A study by Black & Veatch a while back showed that for intermediate and peaking operating profiles (< 5000 hours per year), gas-fired combustion engine plants beat any OCGT plant in lifetime feasibility. This is just not a well-known fact, as the "standard" approach for energy consultancies is to test feasibility on the assumption of 8000 hours per year base load operation (and why not, since all GTs behave rather similarly in cyclic operation, and combustion engines are usually not considered as an option).

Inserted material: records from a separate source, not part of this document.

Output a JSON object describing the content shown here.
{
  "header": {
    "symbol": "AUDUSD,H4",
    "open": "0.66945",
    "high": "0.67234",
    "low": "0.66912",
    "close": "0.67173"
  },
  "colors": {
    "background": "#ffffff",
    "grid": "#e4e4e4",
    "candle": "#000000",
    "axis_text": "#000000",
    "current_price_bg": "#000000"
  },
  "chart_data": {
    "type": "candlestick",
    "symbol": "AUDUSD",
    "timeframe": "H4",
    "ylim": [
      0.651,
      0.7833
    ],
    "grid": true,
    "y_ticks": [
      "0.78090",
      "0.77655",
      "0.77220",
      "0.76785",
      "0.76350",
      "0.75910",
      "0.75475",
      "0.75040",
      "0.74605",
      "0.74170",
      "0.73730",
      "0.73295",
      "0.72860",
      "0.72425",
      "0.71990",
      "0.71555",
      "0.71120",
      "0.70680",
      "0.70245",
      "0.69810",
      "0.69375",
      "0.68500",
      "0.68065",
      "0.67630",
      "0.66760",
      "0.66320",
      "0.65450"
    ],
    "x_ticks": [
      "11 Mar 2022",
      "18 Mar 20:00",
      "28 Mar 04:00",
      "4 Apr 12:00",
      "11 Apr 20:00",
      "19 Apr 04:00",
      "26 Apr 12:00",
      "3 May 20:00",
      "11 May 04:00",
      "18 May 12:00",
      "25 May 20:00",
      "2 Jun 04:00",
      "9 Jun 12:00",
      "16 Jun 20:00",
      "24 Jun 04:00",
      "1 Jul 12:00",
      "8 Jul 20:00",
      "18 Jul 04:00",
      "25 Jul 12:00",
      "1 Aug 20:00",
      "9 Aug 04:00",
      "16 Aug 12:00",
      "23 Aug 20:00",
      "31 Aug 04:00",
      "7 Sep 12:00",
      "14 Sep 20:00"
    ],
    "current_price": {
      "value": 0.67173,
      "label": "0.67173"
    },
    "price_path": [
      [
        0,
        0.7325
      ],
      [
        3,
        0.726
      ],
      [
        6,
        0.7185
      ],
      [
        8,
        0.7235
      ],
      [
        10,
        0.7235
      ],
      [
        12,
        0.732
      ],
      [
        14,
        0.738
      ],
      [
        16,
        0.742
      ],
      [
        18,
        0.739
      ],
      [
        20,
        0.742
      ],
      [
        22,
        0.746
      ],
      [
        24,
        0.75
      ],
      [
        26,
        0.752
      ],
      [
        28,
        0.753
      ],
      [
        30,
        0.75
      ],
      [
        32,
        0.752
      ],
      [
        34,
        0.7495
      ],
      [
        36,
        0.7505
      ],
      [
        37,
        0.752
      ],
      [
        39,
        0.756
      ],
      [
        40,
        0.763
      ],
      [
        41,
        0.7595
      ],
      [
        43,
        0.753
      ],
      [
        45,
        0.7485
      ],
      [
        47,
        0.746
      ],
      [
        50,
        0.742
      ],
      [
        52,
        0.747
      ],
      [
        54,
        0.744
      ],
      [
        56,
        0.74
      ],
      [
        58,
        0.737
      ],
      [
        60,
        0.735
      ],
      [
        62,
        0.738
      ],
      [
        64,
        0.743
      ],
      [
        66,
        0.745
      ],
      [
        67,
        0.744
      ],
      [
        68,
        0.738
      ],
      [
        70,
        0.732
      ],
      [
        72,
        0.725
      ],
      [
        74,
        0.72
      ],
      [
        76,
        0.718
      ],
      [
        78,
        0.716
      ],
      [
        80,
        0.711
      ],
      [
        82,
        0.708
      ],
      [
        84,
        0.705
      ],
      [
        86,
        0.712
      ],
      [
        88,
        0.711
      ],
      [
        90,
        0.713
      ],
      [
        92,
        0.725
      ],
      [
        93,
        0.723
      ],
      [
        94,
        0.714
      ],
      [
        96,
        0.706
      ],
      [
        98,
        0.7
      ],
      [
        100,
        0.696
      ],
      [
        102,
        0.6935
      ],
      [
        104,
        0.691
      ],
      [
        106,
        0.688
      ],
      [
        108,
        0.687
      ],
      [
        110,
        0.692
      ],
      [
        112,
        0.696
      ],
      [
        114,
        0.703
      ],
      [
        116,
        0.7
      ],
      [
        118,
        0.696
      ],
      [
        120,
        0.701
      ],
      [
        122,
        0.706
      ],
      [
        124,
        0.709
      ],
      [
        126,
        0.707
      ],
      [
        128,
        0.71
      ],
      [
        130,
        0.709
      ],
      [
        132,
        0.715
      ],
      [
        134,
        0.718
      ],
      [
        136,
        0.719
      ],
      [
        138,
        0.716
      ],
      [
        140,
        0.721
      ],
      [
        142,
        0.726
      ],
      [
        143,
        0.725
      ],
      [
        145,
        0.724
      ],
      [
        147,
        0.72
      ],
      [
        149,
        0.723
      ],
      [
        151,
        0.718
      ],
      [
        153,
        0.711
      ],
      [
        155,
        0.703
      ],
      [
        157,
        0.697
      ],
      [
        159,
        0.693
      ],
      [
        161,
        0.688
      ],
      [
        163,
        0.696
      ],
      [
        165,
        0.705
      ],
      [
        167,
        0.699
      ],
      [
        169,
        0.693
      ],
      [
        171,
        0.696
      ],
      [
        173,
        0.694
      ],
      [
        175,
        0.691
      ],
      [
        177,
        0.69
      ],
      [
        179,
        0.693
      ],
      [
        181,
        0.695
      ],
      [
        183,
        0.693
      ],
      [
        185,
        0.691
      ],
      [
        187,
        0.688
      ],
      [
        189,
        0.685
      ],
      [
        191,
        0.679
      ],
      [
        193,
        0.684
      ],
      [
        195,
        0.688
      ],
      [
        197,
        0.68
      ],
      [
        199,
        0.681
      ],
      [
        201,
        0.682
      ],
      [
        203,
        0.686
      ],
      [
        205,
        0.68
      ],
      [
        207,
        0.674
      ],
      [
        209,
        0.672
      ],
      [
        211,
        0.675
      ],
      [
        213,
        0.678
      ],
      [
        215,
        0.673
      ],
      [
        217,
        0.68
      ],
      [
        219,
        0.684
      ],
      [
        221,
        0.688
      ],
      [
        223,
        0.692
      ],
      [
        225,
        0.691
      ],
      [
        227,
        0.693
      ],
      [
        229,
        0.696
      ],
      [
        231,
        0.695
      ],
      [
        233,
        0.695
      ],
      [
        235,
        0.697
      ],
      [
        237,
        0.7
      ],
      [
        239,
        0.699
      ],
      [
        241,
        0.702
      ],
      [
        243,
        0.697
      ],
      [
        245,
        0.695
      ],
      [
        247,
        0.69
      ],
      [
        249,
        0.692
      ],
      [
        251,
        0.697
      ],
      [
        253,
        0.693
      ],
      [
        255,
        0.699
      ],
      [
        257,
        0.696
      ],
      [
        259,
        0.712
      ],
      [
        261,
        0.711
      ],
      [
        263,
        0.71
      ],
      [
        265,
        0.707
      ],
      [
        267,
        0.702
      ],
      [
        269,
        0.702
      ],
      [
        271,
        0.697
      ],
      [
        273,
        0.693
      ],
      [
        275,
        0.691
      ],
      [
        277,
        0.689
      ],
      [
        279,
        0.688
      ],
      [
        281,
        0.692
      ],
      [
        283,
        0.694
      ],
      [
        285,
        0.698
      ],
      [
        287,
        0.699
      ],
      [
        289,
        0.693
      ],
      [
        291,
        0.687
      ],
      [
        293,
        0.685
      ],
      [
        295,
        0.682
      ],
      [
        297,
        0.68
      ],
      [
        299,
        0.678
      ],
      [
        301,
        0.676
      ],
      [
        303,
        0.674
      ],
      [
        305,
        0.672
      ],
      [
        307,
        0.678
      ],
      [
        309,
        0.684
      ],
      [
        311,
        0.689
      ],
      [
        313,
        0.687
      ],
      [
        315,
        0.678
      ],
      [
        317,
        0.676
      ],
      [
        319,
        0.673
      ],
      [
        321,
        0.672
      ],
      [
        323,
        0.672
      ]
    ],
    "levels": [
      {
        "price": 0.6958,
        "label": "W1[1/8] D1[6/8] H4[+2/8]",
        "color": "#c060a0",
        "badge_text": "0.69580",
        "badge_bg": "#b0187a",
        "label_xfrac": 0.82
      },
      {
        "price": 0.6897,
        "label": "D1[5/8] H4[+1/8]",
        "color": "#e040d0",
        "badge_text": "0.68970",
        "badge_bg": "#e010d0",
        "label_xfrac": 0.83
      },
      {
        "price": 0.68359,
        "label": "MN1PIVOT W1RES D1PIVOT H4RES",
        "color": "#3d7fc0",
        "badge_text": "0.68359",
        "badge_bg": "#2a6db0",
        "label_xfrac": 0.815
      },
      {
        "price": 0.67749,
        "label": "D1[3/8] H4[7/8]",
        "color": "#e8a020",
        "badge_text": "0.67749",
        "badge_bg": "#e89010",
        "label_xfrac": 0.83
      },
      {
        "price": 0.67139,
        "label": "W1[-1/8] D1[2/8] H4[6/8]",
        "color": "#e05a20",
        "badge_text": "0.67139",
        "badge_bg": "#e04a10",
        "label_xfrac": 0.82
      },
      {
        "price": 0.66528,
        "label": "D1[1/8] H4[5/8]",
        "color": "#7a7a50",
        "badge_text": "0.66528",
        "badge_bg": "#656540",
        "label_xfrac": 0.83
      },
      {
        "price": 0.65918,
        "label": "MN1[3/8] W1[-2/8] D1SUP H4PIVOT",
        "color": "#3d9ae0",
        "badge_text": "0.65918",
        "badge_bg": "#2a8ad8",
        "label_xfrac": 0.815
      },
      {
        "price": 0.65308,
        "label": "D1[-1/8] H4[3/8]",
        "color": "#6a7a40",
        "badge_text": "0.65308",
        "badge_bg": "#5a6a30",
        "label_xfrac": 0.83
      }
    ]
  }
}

Regarding pure base load plants, you are correct, modern CCGTs are the most efficient solution. However, looking at recent developments in some Western countries, it is uncertain how much of pure base load capacity will be required. For instance, Spanish utilities built vast amounts of CCGT capacity during the last decade, but due to the increase of wind and solar, the average capacity factor for these brand new, very efficient CCGTs now sits around 30%. In private discussions some utility people have confided that they're incurring heavy losses and only running the CCGTs because of take-or-pay gas contracts.
Regarding capacity, 1/4 of Wärtsilä's installed base is in power plants. And, regarding the common conception of "diesel engines": nowadays a majority of the engines Wärtsilä sells for power plants are gas-fired.